» **AIM OF THE EXERCISE**:
Where does the word "screenshot" show up in the data? Please find each such line and copy it.

(Page and application data records)
--- --- ---

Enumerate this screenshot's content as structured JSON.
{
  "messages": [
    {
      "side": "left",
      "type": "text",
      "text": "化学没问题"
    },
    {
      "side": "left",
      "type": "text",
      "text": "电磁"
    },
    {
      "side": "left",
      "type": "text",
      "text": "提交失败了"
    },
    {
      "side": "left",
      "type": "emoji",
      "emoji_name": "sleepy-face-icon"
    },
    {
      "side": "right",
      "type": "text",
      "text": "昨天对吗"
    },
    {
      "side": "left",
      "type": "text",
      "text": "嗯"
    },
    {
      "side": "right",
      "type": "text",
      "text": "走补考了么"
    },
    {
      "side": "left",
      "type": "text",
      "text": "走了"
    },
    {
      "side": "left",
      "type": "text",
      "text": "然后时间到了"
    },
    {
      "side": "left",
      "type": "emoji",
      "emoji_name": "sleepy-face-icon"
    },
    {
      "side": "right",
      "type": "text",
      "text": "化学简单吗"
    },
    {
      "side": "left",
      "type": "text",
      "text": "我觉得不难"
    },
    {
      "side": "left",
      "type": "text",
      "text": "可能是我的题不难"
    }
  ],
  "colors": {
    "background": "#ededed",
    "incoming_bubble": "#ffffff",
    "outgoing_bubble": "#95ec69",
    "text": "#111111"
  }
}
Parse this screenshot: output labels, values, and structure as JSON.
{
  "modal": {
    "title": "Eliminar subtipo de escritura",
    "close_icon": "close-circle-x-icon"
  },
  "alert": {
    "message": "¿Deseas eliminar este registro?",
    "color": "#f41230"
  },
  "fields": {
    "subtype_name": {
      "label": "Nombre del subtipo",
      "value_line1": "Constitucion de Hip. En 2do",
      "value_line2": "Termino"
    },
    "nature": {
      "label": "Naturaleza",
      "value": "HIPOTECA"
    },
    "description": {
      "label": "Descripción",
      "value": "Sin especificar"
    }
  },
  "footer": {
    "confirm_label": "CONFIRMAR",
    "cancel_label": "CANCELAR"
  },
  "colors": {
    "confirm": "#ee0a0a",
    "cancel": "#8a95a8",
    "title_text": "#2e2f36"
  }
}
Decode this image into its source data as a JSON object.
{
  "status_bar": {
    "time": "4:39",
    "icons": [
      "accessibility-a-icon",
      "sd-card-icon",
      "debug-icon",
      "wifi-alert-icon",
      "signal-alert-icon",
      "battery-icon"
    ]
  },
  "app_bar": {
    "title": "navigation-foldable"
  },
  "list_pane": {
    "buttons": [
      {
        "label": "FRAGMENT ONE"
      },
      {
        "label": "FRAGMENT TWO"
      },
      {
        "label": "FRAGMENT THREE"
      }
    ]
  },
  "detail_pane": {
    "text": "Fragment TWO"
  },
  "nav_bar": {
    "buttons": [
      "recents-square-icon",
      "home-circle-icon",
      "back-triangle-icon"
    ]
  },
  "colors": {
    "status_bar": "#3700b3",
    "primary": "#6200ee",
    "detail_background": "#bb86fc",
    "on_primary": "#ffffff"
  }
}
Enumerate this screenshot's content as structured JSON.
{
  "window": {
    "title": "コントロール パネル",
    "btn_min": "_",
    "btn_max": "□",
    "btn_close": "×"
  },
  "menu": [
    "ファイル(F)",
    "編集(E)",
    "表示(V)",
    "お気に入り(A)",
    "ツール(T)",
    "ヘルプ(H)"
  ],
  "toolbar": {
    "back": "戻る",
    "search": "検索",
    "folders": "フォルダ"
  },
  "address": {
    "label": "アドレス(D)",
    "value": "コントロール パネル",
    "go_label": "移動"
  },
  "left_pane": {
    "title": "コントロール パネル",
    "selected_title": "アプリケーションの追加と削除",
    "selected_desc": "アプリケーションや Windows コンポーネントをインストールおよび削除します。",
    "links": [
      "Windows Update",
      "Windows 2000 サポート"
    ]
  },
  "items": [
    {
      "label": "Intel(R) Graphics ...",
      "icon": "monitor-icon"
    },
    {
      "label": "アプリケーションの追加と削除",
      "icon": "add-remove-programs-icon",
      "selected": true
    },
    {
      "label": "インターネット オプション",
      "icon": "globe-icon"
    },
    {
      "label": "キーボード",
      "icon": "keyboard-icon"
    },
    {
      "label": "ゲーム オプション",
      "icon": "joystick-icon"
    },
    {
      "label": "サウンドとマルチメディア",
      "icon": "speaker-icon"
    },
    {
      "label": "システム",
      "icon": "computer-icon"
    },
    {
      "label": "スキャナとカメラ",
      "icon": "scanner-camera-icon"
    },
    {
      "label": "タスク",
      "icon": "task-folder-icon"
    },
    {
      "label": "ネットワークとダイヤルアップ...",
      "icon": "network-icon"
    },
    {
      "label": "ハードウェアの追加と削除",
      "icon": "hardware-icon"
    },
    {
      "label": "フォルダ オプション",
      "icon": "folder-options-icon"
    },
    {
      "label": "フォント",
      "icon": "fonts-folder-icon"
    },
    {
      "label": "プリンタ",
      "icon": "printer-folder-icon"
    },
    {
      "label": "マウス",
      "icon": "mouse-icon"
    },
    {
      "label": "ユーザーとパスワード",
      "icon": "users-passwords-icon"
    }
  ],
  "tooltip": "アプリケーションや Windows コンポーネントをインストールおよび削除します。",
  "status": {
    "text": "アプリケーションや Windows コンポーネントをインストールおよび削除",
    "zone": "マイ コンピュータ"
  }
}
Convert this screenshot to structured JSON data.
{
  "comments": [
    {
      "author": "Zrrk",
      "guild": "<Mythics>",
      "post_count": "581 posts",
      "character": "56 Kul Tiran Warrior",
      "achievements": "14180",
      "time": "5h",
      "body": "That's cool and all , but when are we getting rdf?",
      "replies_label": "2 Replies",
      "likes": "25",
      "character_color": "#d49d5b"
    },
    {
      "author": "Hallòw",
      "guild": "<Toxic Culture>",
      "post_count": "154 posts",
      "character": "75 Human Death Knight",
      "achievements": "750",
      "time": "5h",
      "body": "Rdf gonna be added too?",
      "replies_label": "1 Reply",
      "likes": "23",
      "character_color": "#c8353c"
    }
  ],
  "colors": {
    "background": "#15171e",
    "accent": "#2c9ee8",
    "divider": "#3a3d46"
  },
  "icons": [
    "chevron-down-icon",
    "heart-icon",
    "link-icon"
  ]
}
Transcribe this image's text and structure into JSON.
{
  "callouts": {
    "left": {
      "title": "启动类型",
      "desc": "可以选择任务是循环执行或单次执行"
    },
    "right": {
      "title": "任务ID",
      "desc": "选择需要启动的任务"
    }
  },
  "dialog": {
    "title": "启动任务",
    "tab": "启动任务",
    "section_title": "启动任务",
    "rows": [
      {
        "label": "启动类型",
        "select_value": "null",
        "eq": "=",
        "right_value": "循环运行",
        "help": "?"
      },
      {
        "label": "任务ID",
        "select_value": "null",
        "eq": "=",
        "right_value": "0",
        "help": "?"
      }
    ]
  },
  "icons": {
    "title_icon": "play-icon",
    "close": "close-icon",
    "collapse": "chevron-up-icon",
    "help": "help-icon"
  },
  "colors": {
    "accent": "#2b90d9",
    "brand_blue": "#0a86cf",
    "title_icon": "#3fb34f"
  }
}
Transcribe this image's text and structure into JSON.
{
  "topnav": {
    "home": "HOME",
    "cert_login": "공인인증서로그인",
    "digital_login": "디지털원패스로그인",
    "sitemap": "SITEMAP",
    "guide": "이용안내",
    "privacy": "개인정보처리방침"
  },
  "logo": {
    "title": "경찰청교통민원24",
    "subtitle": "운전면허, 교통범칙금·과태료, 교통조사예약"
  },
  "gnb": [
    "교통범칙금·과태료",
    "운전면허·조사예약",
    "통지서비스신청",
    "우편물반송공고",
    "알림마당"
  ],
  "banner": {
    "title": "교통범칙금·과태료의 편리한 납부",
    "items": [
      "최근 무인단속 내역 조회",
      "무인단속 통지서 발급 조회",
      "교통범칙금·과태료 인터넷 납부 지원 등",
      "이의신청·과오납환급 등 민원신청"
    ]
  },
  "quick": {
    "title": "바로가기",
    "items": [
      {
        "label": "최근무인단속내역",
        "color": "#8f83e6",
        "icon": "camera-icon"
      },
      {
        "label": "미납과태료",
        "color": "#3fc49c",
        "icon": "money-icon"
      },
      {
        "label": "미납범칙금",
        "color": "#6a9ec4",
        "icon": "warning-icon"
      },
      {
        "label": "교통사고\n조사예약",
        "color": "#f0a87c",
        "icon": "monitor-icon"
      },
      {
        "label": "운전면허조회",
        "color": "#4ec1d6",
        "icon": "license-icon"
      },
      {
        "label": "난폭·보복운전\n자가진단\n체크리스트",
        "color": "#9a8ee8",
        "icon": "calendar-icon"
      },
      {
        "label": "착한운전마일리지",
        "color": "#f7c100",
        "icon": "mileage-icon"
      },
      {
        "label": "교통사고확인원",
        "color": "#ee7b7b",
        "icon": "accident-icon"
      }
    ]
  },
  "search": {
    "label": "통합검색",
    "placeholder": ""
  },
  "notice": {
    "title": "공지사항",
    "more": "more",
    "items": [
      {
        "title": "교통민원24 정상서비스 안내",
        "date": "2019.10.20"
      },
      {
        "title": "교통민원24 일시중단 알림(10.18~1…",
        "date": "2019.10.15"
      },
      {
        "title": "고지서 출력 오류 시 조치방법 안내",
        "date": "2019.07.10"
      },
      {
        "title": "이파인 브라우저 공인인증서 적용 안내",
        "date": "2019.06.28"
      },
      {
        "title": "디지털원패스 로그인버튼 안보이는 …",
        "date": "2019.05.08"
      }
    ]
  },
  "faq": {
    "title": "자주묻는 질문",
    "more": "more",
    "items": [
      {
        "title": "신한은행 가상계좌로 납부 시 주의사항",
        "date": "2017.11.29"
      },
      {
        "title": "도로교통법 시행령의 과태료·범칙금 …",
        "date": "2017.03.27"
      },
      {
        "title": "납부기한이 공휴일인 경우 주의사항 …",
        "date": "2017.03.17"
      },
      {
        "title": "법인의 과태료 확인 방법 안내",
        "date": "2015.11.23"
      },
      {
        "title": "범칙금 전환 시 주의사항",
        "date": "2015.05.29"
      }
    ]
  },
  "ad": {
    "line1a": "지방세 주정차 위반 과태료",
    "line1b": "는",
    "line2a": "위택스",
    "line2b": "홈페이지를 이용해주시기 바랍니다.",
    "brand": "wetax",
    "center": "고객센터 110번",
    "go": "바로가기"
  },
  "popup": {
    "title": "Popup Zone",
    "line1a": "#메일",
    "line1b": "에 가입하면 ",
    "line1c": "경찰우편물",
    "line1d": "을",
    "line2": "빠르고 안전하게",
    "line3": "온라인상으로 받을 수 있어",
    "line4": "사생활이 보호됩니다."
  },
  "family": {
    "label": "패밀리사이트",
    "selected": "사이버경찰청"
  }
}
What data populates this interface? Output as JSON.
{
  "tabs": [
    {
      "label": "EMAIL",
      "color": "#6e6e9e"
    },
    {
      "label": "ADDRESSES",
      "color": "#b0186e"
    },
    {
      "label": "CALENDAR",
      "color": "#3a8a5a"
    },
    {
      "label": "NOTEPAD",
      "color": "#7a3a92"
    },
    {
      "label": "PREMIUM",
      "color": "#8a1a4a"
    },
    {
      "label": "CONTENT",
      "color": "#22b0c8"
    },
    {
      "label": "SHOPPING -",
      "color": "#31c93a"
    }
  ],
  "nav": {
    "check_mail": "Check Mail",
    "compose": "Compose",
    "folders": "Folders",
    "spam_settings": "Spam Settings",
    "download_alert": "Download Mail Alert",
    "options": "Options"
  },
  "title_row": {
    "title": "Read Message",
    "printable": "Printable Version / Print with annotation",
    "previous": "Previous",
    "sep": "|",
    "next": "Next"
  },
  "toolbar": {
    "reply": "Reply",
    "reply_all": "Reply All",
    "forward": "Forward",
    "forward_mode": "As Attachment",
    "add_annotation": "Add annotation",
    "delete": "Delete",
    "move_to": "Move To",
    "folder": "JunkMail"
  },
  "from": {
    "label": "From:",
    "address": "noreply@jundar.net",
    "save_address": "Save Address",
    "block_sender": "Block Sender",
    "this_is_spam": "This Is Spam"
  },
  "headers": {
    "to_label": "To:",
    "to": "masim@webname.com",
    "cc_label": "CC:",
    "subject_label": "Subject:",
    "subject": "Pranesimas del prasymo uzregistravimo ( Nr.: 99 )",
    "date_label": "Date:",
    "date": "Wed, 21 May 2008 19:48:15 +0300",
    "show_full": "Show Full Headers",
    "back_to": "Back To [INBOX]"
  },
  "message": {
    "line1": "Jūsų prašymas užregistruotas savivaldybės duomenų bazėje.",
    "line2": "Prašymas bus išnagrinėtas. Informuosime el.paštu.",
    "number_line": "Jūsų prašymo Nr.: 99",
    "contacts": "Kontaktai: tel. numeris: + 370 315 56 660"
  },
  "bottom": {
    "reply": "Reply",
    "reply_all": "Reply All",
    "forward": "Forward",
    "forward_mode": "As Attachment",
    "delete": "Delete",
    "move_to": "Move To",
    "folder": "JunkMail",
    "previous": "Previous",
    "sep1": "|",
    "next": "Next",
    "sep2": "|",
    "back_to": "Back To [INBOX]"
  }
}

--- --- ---

» **EXERCISE OUTPUT**:
Enumerate this screenshot's content as structured JSON.
Parse this screenshot: output labels, values, and structure as JSON.
Enumerate this screenshot's content as structured JSON.
Convert this screenshot to structured JSON data.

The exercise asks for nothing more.